AB - We present 10, 20, and 30 microns maps of the central 60" x 90" (R.A. × decl.) of the Galaxy made at approximately 4" resolution with the NASA/Marshall Space Flight Center bolometer array. The maps span 2.5 × 3.8 pc centered near Sgr A IRS 1 and are the first to show the thermal emission from dust particles in both the ionized cavity and the neutral-gas ring with high sensitivity and an angular resolution as good as several arcseconds. In addition to warm dust associated with previously identified filaments in the central 40", these maps show the detailed distribution of dust along the entire Western Arc of ionized gas at the inner edge of the neutral-gas ring. A prominent tongue of high 30 microns optical depth extends from the northern part of the ring into the cavity near IRS 1, nearly bisecting the cavity; since we detect warm dust in this 30 mum-emitting feature, which we call the Northern Intruder, it must be heated by radiation emitted in the cavity, thus confirming previous speculations based on far-infrared and O0 observations that substantial neutral material protrudes into the cavity and may constitute infalling matter that fuels the central activity. We show that all the major ionized filaments (the Western Arc, the Bar, the Northern Arm, and the Eastern Arm) are ionization fronts at the interfaces between low- and high-density regions, as had been previously demonstrated convincingly only for the Western Arc. The locations of these ionization fronts are consistent with the dominant UV heating and ionizing sources being centrally located in the cavity. The derived dust temperatures strongly support this picture: they decrease away from the region of IRS 1 and Sgr A*, and they drop abruptly where the gas density increases at the ring. We determine that the total ultraviolet luminosity emitted by the central cluster and required to heat the dust to the inferred temperatures is 1.7±0.5 × 107 Lsun, which agrees with our derived infrared luminosity. Half of this ultraviolet luminosity is absorbed by dust in the cavity, and more than 40% of the ultraviolet radiation that propagates to the edge of the cavity is absorbed by dust in the neutral-gas ring.

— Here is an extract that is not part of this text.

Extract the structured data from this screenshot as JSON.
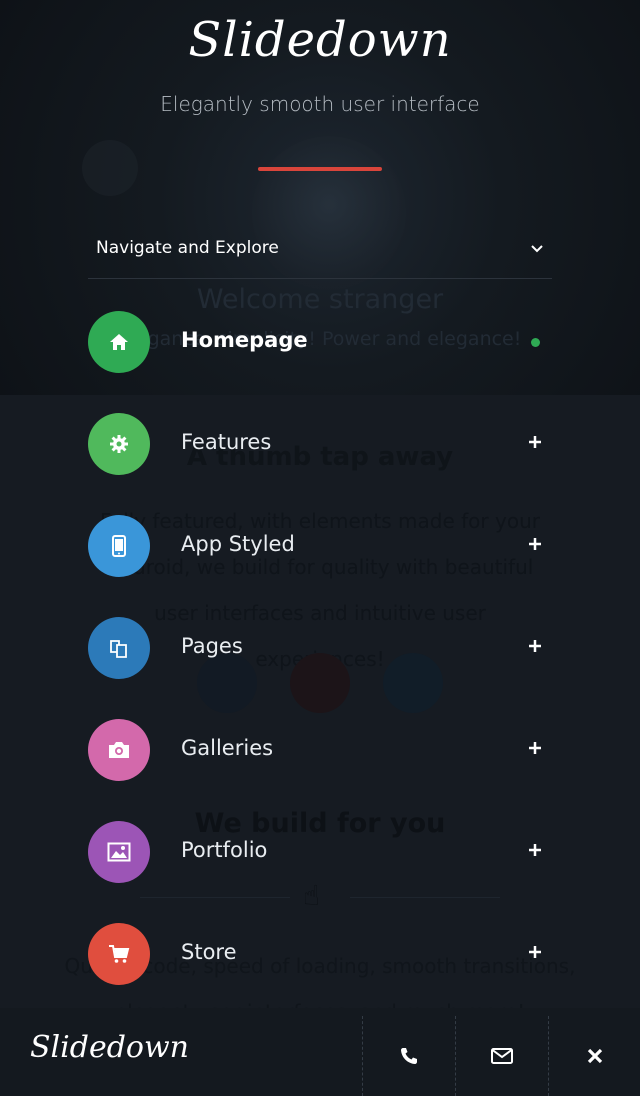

KW - ISM: DUST

KW - EXTINCTION

KW - GALAXY: CENTER

KW - INFRARED: ISM: CONTINUUM

U2 - 10.1086/176678

DO - 10.1086/176678

M3 - Article

VL - 456

SP - 541

JO - Astrophysical Journal v.456

JF - Astrophysical Journal v.456

ER -